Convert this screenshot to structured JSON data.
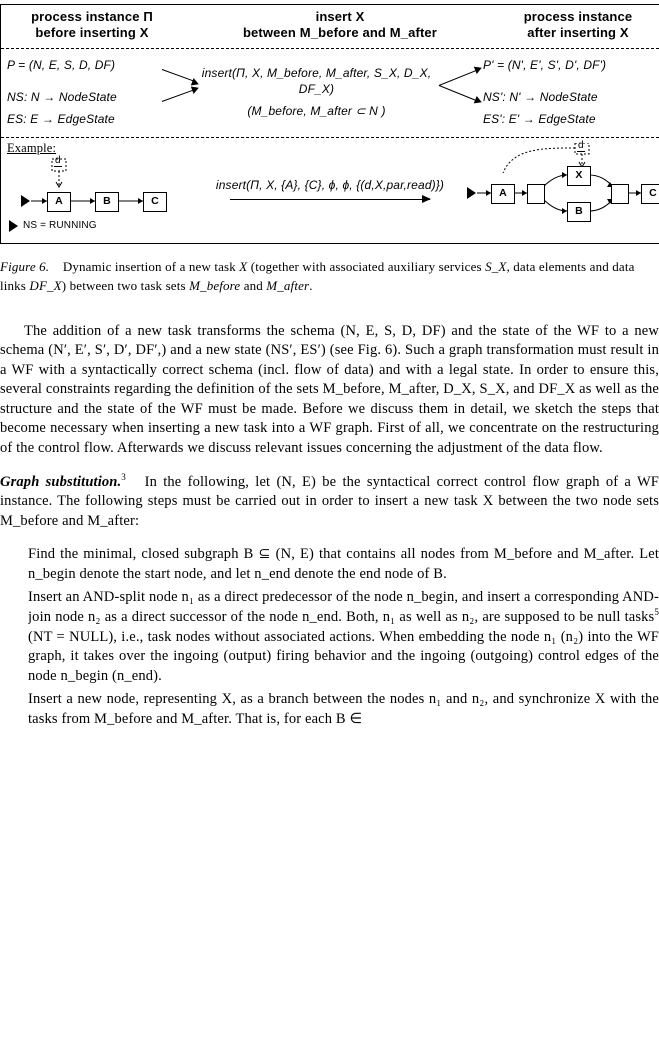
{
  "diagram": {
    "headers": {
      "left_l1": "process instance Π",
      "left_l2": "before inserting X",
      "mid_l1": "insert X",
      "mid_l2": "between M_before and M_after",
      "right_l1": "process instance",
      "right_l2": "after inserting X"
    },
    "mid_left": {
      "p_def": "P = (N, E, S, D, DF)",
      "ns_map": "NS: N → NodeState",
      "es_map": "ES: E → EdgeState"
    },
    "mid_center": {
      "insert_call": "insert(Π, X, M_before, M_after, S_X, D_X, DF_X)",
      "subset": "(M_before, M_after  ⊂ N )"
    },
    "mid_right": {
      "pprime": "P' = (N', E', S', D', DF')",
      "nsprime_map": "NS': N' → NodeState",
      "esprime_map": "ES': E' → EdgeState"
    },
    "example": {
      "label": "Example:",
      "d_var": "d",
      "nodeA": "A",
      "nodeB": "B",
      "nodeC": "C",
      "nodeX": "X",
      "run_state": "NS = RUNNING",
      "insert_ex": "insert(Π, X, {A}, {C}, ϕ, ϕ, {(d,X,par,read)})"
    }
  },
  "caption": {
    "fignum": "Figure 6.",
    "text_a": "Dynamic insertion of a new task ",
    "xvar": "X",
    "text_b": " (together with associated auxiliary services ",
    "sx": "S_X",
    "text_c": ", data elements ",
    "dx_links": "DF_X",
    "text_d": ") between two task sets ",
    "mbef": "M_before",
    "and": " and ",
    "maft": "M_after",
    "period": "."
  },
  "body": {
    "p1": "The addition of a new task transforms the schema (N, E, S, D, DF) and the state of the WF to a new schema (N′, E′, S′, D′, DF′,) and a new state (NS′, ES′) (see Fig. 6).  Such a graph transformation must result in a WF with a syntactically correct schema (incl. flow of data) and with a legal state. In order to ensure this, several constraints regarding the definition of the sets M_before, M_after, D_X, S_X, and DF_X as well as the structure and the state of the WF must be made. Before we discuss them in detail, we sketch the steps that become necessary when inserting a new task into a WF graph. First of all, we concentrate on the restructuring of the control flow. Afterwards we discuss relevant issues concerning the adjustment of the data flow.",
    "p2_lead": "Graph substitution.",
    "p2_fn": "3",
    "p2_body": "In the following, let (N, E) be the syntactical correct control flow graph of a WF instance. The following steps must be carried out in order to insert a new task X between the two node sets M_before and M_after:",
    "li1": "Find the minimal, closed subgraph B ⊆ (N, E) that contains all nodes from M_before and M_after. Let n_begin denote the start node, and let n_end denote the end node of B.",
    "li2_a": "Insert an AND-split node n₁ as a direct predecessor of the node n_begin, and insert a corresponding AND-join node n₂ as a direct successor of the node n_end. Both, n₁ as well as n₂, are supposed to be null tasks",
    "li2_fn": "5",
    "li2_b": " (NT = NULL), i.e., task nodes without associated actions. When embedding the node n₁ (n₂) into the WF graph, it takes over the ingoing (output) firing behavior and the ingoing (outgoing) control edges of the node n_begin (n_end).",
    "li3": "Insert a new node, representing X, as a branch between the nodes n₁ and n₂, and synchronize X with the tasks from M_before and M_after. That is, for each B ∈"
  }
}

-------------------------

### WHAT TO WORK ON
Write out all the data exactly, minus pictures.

### TASK RESPONSE
Convert this screenshot to structured JSON data.
{
  "diagram": {
    "headers": {
      "left_l1": "process instance Π",
      "left_l2": "before inserting X",
      "mid_l1": "insert X",
      "mid_l2": "between M_before and M_after",
      "right_l1": "process instance",
      "right_l2": "after inserting X"
    },
    "mid_left": {
      "p_def": "P = (N, E, S, D, DF)",
      "ns_map": "NS: N → NodeState",
      "es_map": "ES: E → EdgeState"
    },
    "mid_center": {
      "insert_call": "insert(Π, X, M_before, M_after, S_X, D_X, DF_X)",
      "subset": "(M_before, M_after  ⊂ N )"
    },
    "mid_right": {
      "pprime": "P' = (N', E', S', D', DF')",
      "nsprime_map": "NS': N' → NodeState",
      "esprime_map": "ES': E' → EdgeState"
    },
    "example": {
      "label": "Example:",
      "d_var": "d",
      "nodeA": "A",
      "nodeB": "B",
      "nodeC": "C",
      "nodeX": "X",
      "run_state": "NS = RUNNING",
      "insert_ex": "insert(Π, X, {A}, {C}, ϕ, ϕ, {(d,X,par,read)})"
    }
  },
  "caption": {
    "fignum": "Figure 6.",
    "text_a": "Dynamic insertion of a new task ",
    "xvar": "X",
    "text_b": " (together with associated auxiliary services ",
    "sx": "S_X",
    "text_c": ", data elements ",
    "dx_links": "DF_X",
    "text_d": ") between two task sets ",
    "mbef": "M_before",
    "and": " and ",
    "maft": "M_after",
    "period": "."
  },
  "body": {
    "p1": "The addition of a new task transforms the schema (N, E, S, D, DF) and the state of the WF to a new schema (N′, E′, S′, D′, DF′,) and a new state (NS′, ES′) (see Fig. 6).  Such a graph transformation must result in a WF with a syntactically correct schema (incl. flow of data) and with a legal state. In order to ensure this, several constraints regarding the definition of the sets M_before, M_after, D_X, S_X, and DF_X as well as the structure and the state of the WF must be made. Before we discuss them in detail, we sketch the steps that become necessary when inserting a new task into a WF graph. First of all, we concentrate on the restructuring of the control flow. Afterwards we discuss relevant issues concerning the adjustment of the data flow.",
    "p2_lead": "Graph substitution.",
    "p2_fn": "3",
    "p2_body": "In the following, let (N, E) be the syntactical correct control flow graph of a WF instance. The following steps must be carried out in order to insert a new task X between the two node sets M_before and M_after:",
    "li1": "Find the minimal, closed subgraph B ⊆ (N, E) that contains all nodes from M_before and M_after. Let n_begin denote the start node, and let n_end denote the end node of B.",
    "li2_a": "Insert an AND-split node n₁ as a direct predecessor of the node n_begin, and insert a corresponding AND-join node n₂ as a direct successor of the node n_end. Both, n₁ as well as n₂, are supposed to be null tasks",
    "li2_fn": "5",
    "li2_b": " (NT = NULL), i.e., task nodes without associated actions. When embedding the node n₁ (n₂) into the WF graph, it takes over the ingoing (output) firing behavior and the ingoing (outgoing) control edges of the node n_begin (n_end).",
    "li3": "Insert a new node, representing X, as a branch between the nodes n₁ and n₂, and synchronize X with the tasks from M_before and M_after. That is, for each B ∈"
  }
}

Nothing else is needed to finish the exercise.